Consumption of natural resources, whether slow or at a fast rate, shall finally result in exhaus­tion of our non-renewable resources at some point of time in future. However, we have little to worry about our mineral wealth as we cannot consume metals and minerals irreversibly. Recycling and reclamation of lower and lower grade of ores, shall provide something to us, though the product concerned may become more and more expensive.

The impending threat of exhaustion of our fossil fuels presents to us a greater worry. While we may exhaust our oil within 50-65 years, and natural gas in a hundred years or so, it is coal which is going to last the longest. As we learn to adapt ourselves to the use of alternative sources of energy, there shall be drastic changes in technologies, economics and our very life-styles. Man with his tremendous skill and adaptability should be able to withstand the fuel shock rather comfortably (Cook, 1976).

Indeed, mankind has lived without minerals or fossil fuels for thousands of years. Wide-spread use of metals started about three thousand years ago while use of fossil fuels is about three hundred years old. Man can survive without these resources. However, our greatest worry is the gradual deterioration in the quality of environment which has been damaging the resources of biological origin.

These are renewable resources and it is these resources on which all life on this planet de­pends for their food supplies. For a growing human population we need an ever rising quantity of food, fresh water and other materials. This has placed enormous strain on our renewable resources which have so far been mercilessly over-exploited.


The deterioration in the quality of our environ­ment has slowly been damaging the very system which gives rise to these resources. Even under healthy conditions of environment most of the biotic resources can be exploited only upto a limited extent.

Over-exploitation leads to biological impoverishment causing a drastic reduction in its pro­ductivity. The system starts behaving like a non-renewable resource which may become completely defunct due to continued over-exploitation. The danger to its productivity becomes acute if the system has to work under adverse conditions of environment. (Eckholm 1991, Murdock 1971)

Clearly, such a state of rapid consumption of our natural resources, a steady impoverishment of our biological systems and deterioration in the quality of our environment cannot continue for long. It is unsustainable. At any point of time in future, the system could collapse, leaving the man­kind with acute shortages of food to eat, clothes to wear, and scarcities of all types.

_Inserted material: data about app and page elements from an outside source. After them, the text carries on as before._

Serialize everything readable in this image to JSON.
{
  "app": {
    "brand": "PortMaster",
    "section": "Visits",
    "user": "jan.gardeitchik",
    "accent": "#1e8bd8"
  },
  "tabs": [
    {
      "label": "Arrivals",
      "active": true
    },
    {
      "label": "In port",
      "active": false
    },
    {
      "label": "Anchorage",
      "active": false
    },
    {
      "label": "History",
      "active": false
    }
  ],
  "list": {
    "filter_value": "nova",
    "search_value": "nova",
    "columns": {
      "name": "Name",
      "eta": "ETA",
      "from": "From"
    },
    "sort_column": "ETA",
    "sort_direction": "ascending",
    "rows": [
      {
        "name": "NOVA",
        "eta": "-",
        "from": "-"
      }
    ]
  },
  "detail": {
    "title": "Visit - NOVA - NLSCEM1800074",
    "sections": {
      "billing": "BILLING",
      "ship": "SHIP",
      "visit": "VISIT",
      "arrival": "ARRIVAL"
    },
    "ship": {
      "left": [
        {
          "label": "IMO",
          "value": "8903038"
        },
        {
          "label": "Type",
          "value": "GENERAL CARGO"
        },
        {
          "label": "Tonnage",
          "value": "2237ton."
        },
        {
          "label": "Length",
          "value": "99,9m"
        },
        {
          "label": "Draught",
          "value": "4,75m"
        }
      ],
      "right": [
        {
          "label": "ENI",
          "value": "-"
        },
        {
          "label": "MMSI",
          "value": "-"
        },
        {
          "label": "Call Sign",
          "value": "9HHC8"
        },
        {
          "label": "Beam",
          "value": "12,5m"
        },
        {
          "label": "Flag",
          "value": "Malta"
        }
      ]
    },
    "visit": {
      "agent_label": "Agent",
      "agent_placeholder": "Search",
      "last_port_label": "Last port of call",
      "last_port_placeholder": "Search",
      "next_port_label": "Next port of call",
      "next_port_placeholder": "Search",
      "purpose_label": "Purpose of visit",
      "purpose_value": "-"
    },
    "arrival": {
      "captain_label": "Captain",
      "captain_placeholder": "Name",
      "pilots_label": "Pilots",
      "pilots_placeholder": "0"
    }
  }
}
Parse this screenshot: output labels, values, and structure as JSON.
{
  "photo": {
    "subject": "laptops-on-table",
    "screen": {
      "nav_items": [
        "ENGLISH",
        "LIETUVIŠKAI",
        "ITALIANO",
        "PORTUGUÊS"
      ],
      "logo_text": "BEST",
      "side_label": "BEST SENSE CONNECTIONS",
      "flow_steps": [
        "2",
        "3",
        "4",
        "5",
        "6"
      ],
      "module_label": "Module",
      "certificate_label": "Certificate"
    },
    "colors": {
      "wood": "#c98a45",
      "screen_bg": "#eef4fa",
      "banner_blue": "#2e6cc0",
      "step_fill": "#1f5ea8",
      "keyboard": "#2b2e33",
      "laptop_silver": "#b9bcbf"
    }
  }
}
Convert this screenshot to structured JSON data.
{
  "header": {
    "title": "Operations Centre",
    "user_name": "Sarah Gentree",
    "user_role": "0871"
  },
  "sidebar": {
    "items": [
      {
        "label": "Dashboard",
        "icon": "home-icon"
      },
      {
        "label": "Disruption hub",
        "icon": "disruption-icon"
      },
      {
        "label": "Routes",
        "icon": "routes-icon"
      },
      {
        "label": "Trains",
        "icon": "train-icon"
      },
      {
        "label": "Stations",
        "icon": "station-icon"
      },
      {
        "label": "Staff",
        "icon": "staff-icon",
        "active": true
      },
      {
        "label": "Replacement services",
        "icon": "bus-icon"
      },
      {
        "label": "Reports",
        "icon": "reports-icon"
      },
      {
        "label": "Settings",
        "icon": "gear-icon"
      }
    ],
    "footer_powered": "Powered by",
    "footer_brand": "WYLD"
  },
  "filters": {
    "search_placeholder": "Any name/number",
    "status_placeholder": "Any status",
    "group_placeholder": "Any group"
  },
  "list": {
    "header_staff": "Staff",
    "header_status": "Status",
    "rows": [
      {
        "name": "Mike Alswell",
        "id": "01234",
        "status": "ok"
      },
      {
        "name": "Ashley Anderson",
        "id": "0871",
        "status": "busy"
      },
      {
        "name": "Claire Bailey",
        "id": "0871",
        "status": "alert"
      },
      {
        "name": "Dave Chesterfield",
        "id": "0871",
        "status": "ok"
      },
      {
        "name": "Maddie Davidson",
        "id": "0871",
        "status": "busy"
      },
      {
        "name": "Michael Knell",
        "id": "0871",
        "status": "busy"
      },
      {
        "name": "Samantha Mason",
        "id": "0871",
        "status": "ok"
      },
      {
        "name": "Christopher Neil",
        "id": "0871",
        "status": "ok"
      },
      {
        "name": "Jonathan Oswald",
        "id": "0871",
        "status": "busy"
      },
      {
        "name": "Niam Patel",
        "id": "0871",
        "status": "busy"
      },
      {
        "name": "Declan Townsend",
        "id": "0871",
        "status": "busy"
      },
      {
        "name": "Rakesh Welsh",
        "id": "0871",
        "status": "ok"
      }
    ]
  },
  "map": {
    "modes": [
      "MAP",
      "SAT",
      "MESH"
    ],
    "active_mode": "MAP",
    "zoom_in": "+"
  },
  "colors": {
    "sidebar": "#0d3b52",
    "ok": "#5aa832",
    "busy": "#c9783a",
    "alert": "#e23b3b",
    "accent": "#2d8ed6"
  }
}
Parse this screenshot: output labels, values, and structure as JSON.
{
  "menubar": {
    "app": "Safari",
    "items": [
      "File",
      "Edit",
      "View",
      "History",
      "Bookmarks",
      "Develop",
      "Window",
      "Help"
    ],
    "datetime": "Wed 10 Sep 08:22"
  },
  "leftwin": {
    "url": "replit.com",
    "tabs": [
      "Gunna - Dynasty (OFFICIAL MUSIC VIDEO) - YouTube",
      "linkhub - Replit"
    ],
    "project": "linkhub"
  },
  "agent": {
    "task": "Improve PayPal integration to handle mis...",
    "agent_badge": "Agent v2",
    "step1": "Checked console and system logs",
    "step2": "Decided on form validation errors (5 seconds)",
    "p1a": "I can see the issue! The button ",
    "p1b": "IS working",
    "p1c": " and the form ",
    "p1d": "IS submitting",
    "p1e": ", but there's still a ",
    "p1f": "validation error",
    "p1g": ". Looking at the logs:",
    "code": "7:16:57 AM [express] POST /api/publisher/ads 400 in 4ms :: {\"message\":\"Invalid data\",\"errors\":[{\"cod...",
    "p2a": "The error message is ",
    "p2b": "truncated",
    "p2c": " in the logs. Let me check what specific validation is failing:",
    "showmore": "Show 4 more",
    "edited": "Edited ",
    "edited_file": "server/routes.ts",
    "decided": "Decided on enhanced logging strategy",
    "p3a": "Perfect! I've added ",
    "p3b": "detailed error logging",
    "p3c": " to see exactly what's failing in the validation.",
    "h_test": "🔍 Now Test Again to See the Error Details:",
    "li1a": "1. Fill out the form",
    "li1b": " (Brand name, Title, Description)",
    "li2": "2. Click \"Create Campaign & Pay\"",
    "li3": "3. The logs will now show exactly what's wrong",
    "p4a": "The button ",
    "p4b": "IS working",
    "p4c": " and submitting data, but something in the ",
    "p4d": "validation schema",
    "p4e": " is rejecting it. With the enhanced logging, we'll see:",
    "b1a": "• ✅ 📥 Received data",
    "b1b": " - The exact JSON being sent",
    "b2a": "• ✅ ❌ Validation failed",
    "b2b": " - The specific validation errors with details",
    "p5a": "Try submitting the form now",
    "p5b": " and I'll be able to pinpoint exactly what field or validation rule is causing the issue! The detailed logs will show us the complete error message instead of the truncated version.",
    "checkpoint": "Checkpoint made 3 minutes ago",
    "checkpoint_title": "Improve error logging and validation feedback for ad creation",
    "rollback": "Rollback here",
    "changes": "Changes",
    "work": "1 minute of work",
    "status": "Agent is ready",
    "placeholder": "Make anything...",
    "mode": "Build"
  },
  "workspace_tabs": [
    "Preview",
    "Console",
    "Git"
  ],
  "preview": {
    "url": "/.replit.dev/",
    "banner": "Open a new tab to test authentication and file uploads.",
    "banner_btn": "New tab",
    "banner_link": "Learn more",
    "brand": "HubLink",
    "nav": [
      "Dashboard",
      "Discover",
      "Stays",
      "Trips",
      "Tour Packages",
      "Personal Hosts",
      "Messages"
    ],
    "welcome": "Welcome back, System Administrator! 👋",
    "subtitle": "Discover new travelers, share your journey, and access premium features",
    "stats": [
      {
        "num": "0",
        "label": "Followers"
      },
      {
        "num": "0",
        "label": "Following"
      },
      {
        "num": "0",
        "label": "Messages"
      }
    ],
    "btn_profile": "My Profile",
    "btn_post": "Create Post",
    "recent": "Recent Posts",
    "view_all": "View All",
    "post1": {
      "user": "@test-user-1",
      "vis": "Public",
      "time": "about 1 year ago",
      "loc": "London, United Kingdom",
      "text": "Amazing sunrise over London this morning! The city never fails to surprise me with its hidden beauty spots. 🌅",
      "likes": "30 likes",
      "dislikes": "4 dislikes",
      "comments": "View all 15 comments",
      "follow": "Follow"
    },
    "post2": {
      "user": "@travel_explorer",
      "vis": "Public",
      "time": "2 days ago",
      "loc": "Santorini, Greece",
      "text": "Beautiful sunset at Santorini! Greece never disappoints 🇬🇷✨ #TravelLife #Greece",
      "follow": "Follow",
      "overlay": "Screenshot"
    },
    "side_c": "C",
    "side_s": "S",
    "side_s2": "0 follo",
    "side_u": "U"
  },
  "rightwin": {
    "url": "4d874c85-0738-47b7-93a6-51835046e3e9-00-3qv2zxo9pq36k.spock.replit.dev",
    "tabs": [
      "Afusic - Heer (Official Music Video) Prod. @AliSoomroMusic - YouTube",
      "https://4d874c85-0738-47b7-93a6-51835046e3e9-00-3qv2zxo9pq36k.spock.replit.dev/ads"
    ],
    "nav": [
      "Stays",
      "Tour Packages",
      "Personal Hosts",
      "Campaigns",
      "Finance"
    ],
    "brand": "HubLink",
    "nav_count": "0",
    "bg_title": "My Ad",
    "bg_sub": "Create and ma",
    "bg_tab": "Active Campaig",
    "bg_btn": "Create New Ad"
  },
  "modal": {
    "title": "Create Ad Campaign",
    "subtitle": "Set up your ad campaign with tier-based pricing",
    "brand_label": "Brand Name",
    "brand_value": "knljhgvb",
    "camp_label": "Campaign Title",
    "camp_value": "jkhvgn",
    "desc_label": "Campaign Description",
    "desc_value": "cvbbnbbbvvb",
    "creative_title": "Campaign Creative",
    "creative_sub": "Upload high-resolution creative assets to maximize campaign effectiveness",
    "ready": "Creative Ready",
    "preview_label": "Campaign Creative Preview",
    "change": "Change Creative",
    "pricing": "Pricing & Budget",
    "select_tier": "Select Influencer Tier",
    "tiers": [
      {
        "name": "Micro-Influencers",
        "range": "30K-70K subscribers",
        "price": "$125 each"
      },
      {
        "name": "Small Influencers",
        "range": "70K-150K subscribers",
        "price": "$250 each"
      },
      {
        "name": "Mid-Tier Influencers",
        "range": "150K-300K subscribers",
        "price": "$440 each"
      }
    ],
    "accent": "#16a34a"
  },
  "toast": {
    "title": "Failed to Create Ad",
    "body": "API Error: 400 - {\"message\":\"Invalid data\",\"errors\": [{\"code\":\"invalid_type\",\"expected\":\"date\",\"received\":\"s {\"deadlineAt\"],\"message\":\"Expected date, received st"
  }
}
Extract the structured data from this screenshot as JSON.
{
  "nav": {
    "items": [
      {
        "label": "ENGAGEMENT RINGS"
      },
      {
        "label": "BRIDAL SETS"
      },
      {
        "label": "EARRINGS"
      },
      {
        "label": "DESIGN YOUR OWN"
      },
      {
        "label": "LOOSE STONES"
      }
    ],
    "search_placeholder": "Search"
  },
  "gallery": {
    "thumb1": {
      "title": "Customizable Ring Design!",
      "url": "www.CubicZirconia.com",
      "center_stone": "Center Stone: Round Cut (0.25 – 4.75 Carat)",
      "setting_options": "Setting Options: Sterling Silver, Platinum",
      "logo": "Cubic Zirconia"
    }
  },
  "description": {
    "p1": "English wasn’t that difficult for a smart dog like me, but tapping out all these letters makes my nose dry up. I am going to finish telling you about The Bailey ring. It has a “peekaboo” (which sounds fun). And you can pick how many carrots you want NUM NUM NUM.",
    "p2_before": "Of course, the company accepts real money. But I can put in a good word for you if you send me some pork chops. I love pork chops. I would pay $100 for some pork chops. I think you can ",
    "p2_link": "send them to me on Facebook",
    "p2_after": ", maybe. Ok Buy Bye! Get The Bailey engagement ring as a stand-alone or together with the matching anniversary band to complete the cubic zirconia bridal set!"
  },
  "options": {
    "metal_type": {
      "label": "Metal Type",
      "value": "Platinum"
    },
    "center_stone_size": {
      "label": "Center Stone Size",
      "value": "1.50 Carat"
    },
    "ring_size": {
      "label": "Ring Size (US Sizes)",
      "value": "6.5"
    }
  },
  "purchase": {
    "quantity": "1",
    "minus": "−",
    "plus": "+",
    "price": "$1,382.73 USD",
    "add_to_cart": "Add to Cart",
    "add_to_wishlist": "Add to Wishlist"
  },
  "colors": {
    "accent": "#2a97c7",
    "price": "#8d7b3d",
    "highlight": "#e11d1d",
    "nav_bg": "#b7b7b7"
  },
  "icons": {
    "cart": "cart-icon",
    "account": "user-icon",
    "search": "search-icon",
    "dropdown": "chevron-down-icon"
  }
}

Aggravating the situation are enormous inequalities of distribution, appalling injustices in allocation of resources, vested interests of people trying to corner for themselves a larger share through unscrupulous means. There are countries whose entire economy rests on exploitation of natural resources only – there is no other way for survival. About 20% of the global population now enjoys a life of wasteful luxuri­ance whereas much of remaining 80% live under conditions of utter poverty, scarcity and helpless­ness. Naturally such a world is not going to last for long (Ridker and Watson, 1980).